Given data: Begin

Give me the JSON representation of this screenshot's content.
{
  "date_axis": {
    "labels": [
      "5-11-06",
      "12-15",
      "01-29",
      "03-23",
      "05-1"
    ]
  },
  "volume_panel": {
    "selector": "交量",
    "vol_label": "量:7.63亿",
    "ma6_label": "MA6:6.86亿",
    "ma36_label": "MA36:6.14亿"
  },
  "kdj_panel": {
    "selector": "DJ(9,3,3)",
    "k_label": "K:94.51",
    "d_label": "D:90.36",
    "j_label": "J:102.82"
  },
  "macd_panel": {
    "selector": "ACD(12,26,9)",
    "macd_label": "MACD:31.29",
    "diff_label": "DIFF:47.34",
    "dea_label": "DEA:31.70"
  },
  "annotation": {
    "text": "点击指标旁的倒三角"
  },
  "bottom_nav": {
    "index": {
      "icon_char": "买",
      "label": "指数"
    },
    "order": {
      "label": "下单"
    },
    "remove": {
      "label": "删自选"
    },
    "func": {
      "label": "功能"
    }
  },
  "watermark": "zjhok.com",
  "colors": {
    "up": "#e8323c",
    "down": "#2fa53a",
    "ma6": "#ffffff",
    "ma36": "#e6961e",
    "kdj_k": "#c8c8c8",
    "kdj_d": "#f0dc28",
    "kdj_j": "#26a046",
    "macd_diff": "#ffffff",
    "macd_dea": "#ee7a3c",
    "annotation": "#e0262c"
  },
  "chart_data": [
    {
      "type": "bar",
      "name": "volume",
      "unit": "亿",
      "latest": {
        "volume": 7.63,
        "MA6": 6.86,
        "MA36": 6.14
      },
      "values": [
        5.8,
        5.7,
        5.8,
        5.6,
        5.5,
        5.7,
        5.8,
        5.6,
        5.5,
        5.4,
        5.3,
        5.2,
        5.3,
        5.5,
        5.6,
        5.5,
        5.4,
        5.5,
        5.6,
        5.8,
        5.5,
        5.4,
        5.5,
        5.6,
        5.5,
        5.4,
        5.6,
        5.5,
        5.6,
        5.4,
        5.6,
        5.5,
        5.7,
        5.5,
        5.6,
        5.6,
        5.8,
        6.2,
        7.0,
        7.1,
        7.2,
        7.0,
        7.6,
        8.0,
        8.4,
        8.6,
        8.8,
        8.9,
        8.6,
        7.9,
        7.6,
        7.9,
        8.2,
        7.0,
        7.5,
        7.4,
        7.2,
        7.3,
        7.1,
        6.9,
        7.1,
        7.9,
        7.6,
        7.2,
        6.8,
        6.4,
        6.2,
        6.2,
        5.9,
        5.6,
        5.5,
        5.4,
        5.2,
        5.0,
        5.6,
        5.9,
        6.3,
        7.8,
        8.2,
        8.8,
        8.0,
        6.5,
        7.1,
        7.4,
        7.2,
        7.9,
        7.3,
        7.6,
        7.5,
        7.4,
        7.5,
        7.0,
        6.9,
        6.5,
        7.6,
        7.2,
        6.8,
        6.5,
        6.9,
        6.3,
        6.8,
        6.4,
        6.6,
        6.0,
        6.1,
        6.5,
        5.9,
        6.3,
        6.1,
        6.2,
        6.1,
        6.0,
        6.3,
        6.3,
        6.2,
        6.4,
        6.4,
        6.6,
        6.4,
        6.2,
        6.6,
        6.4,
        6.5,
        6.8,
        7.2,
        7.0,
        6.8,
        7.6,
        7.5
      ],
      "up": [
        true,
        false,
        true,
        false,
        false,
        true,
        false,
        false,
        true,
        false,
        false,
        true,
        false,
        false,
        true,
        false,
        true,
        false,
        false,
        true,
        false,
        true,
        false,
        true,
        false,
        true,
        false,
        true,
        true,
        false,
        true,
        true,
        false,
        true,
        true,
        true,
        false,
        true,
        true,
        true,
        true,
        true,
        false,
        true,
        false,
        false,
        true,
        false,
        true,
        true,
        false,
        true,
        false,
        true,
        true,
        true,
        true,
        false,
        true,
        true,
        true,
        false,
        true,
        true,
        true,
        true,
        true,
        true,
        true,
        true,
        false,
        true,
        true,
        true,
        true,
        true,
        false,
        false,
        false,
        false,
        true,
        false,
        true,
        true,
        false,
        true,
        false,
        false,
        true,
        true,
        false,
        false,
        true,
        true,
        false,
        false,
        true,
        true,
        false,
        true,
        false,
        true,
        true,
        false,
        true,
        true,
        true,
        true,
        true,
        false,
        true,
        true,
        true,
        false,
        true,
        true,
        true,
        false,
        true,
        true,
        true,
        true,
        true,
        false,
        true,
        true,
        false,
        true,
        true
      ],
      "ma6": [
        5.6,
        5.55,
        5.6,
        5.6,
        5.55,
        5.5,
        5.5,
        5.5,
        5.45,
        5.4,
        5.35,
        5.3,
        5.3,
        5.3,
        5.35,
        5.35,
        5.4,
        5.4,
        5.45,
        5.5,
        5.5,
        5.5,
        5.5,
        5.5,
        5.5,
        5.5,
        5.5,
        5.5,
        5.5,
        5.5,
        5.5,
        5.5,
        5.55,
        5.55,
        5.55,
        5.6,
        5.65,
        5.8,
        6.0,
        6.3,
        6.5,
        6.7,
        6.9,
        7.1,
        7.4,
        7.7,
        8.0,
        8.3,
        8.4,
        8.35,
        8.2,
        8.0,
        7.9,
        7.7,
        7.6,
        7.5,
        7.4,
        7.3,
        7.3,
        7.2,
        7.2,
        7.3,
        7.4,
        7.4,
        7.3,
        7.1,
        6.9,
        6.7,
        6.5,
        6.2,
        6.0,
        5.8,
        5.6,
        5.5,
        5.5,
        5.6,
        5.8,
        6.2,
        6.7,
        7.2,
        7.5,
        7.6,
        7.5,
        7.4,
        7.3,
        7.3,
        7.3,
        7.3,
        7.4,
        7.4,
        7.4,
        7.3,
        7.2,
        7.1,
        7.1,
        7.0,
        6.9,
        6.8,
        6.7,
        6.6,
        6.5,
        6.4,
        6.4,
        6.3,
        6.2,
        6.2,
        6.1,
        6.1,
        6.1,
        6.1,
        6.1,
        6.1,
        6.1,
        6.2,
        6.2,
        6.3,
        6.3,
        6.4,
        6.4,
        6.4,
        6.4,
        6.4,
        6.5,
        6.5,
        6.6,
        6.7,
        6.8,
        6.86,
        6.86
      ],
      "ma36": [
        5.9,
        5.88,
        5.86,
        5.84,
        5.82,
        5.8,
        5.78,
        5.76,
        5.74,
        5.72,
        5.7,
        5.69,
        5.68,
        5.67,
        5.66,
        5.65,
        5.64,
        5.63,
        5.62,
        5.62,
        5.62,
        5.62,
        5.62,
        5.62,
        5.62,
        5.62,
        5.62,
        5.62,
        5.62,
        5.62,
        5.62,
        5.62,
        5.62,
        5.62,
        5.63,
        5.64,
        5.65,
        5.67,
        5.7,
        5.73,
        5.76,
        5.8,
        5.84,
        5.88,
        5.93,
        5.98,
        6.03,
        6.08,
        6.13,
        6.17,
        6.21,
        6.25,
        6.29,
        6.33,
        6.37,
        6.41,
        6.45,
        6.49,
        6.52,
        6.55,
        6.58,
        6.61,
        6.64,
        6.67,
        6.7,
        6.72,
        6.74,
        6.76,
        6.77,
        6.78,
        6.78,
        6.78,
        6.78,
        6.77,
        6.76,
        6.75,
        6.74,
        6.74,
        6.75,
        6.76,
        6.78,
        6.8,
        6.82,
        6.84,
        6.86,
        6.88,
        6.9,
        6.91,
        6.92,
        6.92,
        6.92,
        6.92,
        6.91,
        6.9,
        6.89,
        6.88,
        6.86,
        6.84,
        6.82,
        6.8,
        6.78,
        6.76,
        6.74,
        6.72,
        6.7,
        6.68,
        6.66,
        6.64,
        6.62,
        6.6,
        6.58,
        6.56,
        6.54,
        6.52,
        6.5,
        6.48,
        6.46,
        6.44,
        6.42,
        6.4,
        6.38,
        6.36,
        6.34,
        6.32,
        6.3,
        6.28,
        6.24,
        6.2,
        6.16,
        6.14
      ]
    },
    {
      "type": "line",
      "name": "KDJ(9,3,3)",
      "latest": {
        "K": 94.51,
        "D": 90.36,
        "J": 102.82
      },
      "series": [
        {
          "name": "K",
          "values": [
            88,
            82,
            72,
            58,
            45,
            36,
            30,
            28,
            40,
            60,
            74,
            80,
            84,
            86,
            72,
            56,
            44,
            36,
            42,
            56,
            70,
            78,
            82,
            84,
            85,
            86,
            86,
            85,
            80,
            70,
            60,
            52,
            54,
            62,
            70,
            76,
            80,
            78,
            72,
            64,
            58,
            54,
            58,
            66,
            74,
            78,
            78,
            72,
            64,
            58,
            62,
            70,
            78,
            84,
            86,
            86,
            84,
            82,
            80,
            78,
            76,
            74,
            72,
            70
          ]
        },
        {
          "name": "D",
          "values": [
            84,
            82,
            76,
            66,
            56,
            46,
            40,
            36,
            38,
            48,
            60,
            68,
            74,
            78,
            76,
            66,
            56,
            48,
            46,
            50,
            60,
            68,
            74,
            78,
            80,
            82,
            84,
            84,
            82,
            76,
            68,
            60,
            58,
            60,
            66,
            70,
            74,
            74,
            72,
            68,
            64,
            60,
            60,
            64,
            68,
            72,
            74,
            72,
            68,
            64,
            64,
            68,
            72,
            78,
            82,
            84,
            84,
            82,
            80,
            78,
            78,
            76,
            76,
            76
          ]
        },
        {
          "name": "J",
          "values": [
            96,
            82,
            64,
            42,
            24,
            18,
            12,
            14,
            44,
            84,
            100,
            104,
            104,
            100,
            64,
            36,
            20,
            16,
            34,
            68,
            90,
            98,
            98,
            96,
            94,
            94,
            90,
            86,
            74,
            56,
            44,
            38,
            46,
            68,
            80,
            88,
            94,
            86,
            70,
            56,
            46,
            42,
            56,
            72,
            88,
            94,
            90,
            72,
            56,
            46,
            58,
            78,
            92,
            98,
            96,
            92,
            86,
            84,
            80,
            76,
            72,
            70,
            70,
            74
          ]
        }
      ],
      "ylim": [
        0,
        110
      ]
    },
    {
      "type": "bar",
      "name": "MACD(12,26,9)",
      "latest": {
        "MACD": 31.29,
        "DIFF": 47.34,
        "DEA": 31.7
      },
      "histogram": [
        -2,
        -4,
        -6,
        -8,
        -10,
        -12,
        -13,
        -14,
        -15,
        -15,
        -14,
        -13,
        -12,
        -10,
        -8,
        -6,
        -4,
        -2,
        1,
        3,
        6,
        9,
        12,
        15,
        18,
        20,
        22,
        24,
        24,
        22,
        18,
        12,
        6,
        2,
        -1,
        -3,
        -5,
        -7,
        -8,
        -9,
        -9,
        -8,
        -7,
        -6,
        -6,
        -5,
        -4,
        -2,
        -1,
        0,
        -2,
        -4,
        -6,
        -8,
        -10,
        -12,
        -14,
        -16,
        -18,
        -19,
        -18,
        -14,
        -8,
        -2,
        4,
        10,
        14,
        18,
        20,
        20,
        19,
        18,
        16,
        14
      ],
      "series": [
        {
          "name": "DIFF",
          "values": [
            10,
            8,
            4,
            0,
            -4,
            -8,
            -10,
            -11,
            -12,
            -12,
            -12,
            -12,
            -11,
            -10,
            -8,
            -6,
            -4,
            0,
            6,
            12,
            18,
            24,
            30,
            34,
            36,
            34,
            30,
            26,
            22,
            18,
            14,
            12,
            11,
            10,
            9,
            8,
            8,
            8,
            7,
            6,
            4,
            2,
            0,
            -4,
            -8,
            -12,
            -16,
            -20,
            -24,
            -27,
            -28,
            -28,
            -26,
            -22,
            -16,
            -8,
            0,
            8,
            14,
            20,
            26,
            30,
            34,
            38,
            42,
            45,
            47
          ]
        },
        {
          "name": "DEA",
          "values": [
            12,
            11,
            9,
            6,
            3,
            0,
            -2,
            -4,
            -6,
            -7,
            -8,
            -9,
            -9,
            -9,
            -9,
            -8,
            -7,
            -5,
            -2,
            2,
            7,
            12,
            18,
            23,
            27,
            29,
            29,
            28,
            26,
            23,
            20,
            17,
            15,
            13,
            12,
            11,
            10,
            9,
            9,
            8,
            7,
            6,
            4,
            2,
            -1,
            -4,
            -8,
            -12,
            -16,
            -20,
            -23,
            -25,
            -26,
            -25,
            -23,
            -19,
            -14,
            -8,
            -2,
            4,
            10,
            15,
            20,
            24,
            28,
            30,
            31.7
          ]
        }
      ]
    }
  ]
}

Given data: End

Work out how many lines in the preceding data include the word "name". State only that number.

8